## About this task
Could you filter the records below down to the lines that include the word "immune"?

--------

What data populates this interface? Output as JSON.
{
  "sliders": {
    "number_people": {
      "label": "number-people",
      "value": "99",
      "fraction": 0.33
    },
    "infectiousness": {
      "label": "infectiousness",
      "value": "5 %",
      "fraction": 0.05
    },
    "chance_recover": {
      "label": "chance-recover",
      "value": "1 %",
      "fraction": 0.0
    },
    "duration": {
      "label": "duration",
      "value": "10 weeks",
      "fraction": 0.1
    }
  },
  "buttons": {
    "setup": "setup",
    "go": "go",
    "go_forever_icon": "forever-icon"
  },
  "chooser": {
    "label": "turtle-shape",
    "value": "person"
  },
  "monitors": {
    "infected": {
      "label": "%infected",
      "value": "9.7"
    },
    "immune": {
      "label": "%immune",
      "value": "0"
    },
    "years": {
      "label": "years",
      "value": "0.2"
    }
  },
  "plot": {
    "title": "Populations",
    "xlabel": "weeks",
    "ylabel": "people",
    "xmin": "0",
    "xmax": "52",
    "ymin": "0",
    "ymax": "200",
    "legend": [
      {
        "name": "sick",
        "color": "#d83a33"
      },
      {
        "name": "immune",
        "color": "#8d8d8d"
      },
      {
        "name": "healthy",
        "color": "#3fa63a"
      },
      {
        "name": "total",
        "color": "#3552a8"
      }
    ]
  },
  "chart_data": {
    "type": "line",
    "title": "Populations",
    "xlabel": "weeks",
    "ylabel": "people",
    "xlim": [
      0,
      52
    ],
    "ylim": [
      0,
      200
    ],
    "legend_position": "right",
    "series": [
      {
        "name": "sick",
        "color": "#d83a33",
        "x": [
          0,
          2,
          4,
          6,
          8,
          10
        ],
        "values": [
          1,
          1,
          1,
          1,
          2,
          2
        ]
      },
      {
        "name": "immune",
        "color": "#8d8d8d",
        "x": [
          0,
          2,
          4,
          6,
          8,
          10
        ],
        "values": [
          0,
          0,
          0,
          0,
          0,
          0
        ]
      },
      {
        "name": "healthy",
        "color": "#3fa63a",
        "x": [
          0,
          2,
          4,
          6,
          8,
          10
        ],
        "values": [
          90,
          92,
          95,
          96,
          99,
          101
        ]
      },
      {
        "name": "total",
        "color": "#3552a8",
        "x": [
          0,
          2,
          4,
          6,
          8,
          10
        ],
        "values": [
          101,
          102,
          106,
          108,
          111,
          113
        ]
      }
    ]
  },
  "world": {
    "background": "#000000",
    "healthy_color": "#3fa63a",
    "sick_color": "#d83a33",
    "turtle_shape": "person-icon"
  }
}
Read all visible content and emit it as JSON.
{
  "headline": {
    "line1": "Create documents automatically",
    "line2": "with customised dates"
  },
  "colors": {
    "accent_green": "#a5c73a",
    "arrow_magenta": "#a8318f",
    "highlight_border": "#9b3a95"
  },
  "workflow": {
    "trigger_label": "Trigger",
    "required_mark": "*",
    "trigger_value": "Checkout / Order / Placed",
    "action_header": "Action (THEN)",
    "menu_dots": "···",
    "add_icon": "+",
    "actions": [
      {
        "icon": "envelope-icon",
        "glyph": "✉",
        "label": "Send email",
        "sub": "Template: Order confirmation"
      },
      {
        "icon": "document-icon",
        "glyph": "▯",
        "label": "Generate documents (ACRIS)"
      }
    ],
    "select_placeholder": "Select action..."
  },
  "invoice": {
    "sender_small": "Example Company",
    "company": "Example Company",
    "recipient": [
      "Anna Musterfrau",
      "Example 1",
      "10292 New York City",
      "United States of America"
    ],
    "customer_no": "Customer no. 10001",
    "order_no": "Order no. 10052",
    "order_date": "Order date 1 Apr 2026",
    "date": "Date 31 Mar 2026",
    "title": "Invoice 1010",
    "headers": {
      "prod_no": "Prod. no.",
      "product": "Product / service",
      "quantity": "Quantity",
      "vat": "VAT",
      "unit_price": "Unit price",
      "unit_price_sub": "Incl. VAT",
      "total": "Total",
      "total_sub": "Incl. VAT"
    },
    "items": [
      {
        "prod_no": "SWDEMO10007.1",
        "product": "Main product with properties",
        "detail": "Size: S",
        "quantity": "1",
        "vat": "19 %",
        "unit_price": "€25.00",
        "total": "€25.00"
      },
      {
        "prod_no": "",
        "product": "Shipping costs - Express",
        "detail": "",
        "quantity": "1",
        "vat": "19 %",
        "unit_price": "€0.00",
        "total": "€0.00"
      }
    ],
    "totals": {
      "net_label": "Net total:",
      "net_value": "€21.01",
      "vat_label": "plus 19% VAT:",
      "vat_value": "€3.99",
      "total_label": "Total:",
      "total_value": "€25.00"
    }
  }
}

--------

## Output for this exercise
    "immune": {
      "label": "%immune",
        "name": "immune",
        "name": "immune",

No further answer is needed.